COLE PETERSON, EXECUTIVE V.P. PEOPLE DIVISION, WAL-MART: Ah, the termination for, ah, grazing is a, a well understood and well accepted policy within the retail area.

ANDREA FLEISCHER: Jon Lehman, who is now one of several former Wal-Mart managers working for the union, says what happened to Sidney Smith sounds like something right out of the "Managers Tool Box To Remaining Union Free" - a confidential document that Lehman says is given to every Wal-Mart manager with a toll free number direct to corporate headquarters.

JON LEHMAN: And that brought the jet in with the labor relations guys in there And they interview all the managers, they interview the associates.

They start talking about anti-union, "We don't need a union." They start showing videos. They start going through personnel files looking for dirt on any associate that is, is a union supporter, so that they can get 'em out legitimately.

ANDREA FLEISCHER: Lehman says, that for Wal-Mart managers, keeping the union out is a matter of survival.

JON LEHMAN: If you get a union in your store - you know, store managers, you're gonna lose your store. So, your livelihood's on the line. You know, you're making a good income, so you're gonna do whatever you've gotta do to keep the union out.

ANDREA FLEISCHER: But there are limits. Federal laws intended to keep union organizing and elections fair. And Leonard Page, who was once the chief enforcer of those laws, says while he was in charge, there were concerns Wal-Mart had crossed the line during unionizing drives in several states. Allegations of illegal spying, threats and dismissals prompted him to consider issuing an unusual national complaint placing the blame on Wal-Mart's corporate headquarters in Bentonville.

LEONARD PAGE, FORMER GENERAL COUNSEL NATIONAL LABOR RELATIONS BOARD: There were 5 or 6 different organizing drives at different stores that showed a common pattern of illegal conduct. It appeared to involve, ah, rather high officials of Wal-Mart stationed in Bentonville.

ANDREA FLEISCHER: But before Page, a Clinton appointee, could finish his investigation, the administration changed. The Bush team named a new top lawyer at the National Labor Relations Board who's taken a different tack. A board spokesman says there's "An insufficient basis to seek a nationwide order against Wal-Mart."

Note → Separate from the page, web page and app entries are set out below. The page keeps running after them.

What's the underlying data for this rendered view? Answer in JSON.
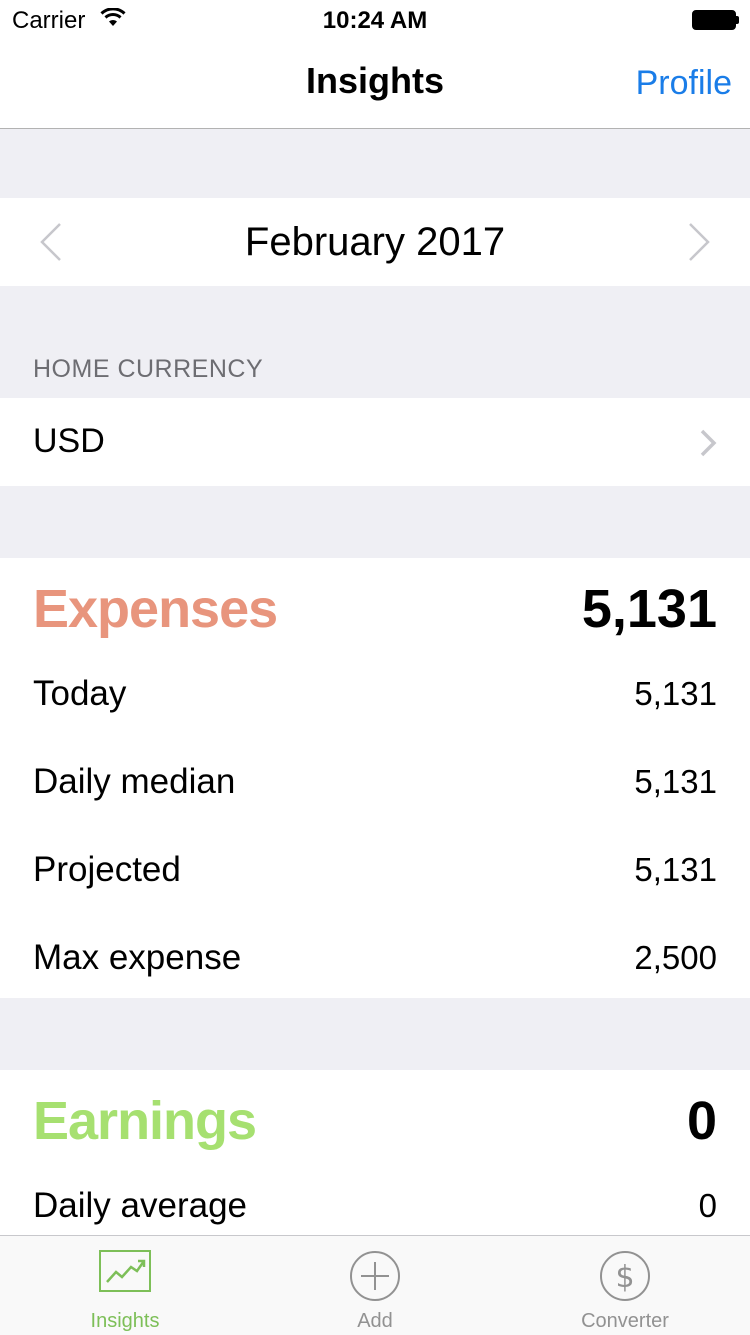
{
  "status_bar": {
    "carrier": "Carrier",
    "time": "10:24 AM"
  },
  "nav": {
    "title": "Insights",
    "right_button": "Profile"
  },
  "month_selector": {
    "label": "February 2017"
  },
  "currency": {
    "section_header": "HOME CURRENCY",
    "value": "USD"
  },
  "expenses": {
    "title": "Expenses",
    "total": "5,131",
    "rows": [
      {
        "label": "Today",
        "value": "5,131"
      },
      {
        "label": "Daily median",
        "value": "5,131"
      },
      {
        "label": "Projected",
        "value": "5,131"
      },
      {
        "label": "Max expense",
        "value": "2,500"
      }
    ]
  },
  "earnings": {
    "title": "Earnings",
    "total": "0",
    "rows": [
      {
        "label": "Daily average",
        "value": "0"
      }
    ]
  },
  "tab_bar": {
    "tabs": [
      {
        "label": "Insights",
        "icon": "chart-icon",
        "active": true
      },
      {
        "label": "Add",
        "icon": "plus-circle-icon",
        "active": false
      },
      {
        "label": "Converter",
        "icon": "dollar-circle-icon",
        "active": false
      }
    ]
  },
  "colors": {
    "accent": "#1a7de8",
    "expenses": "#e8957d",
    "earnings": "#a6e070",
    "active_tab": "#7dbf58"
  }
}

But the NLRB has filed 40 separate and specific complaints against Wal-Mart over the last four years, accusing managers in dozens of its stores of using illegal tactics.

ANDREA FLEISCHER: What's your response to all these complaints brought by the government?

COLE PETERSON, EXECUTIVE V.P. PEOPLE DIVISION, WAL-MART: We want to point out that not one single allegation was substantiated in terms of Wal-Mart having terminated someone for union activities. Some of the others are presently being reviewed by Wal-Mart because we are considering appeal.

ANDREA FLEISCHER: Of the forty complaints brought by the NLRB against Wal-Mart the company settled seven, and in ten others was found guilty of dozens of violations. More than 20 complaints are still pending before the board.

ANDREA FLEISCHER: But for now at least, not a single store in the Wal-mart empire has a union, and it continues to hum on as the nations' number one company.